There has been a steady increase in electronic health record (EHR) software adoption by physicians and hospitals. The value-add is tremendous, and with the government incentives now in place, this growth is a no-brainer. However, some major issues still remain.
“I noticed [the specialist] was using an electronic health record (EHR) on a desktop computer in the examination room,” says Marty Briggs, Creative Director of Marketing for HealthFusion. “Throughout the entire visit the specialist stared at the computer screen, not even glancing up when I inquired about my ailment.”
There is a lack of mobility with current EHR systems that puts a barrier up between patient and physician. Digitizing patients’ health records is highly beneficial, but not at the cost of jeopardizing the doctor-patient relationship.

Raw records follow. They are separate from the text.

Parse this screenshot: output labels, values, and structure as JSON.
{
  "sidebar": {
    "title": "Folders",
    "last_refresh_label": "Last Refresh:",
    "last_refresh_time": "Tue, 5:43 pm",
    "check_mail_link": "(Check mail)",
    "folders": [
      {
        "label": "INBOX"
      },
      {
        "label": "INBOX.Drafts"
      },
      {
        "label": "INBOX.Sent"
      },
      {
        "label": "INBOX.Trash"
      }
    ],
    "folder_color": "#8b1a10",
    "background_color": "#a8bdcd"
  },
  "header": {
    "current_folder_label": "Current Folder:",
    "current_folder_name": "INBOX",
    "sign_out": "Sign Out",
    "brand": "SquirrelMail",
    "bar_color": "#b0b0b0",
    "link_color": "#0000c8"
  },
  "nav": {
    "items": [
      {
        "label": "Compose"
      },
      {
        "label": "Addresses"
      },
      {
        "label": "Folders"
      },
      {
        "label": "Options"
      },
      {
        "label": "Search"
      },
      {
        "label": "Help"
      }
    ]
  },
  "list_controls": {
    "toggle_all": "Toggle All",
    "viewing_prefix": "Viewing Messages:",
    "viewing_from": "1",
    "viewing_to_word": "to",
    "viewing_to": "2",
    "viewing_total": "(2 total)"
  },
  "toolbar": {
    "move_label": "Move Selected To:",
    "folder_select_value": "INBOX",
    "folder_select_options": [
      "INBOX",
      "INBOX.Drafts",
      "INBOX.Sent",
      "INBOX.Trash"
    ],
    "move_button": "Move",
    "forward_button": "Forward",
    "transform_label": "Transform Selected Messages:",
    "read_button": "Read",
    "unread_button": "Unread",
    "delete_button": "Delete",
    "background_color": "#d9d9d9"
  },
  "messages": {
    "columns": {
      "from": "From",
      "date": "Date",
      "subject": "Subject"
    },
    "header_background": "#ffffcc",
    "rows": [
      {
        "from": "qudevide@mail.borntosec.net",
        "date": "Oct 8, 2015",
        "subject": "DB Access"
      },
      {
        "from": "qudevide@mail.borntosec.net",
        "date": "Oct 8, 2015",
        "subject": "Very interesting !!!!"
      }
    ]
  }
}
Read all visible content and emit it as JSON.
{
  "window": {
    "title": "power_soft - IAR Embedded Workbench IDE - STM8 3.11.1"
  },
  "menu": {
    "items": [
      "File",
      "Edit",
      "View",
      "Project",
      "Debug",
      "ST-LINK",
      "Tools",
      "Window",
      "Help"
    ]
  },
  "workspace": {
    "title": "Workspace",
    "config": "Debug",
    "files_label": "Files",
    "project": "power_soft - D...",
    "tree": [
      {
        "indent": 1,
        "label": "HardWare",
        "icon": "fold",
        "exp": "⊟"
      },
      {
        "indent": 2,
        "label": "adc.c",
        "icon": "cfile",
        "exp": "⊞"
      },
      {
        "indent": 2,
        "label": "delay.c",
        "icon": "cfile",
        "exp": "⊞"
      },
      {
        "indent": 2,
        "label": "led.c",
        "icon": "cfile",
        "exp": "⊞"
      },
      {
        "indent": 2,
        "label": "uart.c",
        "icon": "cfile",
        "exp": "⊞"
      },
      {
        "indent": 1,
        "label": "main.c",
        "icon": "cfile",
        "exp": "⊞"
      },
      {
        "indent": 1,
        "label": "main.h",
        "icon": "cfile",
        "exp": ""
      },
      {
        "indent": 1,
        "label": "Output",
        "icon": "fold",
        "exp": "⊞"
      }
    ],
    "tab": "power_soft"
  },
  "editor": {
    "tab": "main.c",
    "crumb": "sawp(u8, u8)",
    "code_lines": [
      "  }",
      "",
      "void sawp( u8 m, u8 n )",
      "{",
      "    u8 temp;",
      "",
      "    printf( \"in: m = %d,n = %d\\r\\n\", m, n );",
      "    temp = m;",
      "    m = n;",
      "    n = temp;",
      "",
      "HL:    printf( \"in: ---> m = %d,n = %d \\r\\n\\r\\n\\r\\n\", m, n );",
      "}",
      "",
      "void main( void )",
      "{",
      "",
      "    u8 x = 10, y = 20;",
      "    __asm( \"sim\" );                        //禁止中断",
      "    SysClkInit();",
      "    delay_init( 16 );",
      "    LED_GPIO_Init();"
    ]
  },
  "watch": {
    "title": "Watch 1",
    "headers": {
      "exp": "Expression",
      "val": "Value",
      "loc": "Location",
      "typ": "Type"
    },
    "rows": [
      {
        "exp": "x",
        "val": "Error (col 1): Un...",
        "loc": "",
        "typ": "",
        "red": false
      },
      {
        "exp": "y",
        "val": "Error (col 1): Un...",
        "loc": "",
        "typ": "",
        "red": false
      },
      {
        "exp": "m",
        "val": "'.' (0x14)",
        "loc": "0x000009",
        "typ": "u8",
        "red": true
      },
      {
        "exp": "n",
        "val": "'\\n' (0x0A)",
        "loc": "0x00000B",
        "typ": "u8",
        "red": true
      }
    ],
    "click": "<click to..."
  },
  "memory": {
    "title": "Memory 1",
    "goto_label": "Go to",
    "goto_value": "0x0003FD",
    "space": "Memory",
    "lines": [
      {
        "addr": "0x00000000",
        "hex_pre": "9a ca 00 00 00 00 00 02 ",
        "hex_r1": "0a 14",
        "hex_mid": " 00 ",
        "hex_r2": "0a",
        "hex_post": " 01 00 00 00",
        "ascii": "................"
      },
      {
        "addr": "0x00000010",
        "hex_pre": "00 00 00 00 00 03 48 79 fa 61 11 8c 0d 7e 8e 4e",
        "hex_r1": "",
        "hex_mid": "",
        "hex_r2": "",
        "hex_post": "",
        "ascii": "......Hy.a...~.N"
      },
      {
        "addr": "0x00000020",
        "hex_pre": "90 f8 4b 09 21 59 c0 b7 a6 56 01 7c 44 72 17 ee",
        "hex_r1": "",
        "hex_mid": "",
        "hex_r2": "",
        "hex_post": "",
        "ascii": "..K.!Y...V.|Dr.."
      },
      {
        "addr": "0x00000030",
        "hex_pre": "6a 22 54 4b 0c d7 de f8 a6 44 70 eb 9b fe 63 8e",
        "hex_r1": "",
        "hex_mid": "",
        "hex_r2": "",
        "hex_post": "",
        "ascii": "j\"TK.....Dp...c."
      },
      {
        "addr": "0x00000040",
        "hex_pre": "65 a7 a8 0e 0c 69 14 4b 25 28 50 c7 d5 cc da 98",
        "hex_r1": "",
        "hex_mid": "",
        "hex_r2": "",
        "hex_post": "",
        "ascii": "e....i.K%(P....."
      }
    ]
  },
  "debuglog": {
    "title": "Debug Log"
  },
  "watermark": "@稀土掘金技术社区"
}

Briggs has a suggested solution: moving EHR’s to the iPad. The uncumbersome nature of the iPad addresses the key issue of mobility when it comes to EHR systems. Doctors can update a patient’s chart with important information during the exam without compromising the doctor-patient bond. Briggs points out the 5 attributes of the iPad that put it a step above its predecessors.
- extended battery life
- rear-facing camera
- ability to draw
How would further development of iPad EHR systems impact the adoption of EHR's as a whole? Multiple studies have been conducted on approval of EHR technology. Most report anywhere from 60% to 80% of users are unhappy with the systems, citing lack of speed, accessibility and difficulty of use as key reasons for disappointment. Similar studies have been done, asking physicians how likely they are to use a mobile tablet EHR program. In one study conducted by QuantiaMD, the majority of respondents said that they were either extremely likely or somewhat likely to adopt a mobile EHR system in their practice.
This is great news for developers of EHR systems, if they choose to keep up. While many EHR vendors offer mobile access, the software has not been designed specifically for the iPad. This results in slower speeds and a not-so-friendly UI. The stage is set for developers to capitalize on this interest and begin developing EHR systems that are native to the iPad. When these begin to emerge on the scene, we will be able to see the true value of EHR's in the medical field.
This article is a summary of an article written by Marty Briggs for Software Advice. Read the full post here.
Chris Frankie is a veteran journalist, consultant and author with a decade’s experience covering a wide array of topics ranging from the financial markets and sports to diabetes. He is also the Founder of Diabetes News Hound, a free, customized, electronic news service for people impacted by diabetes.
For six years, Frankie covered the mutual fund industry, eventually serving as managing editor of Ignites, the industry’s leading trade publication. There he oversaw a team of nine reporters and editors and was responsible for publishing the daily e-newsletter for more than 50,000 mutual fund industry professionals.
Frankie is also the author of “Nailed: The Improbable Rise and Spectacular Fall of Lenny Dykstra” and has written and edited for a number of high-profile publications, including Newsday, TheStreet.com, and The Financial Times.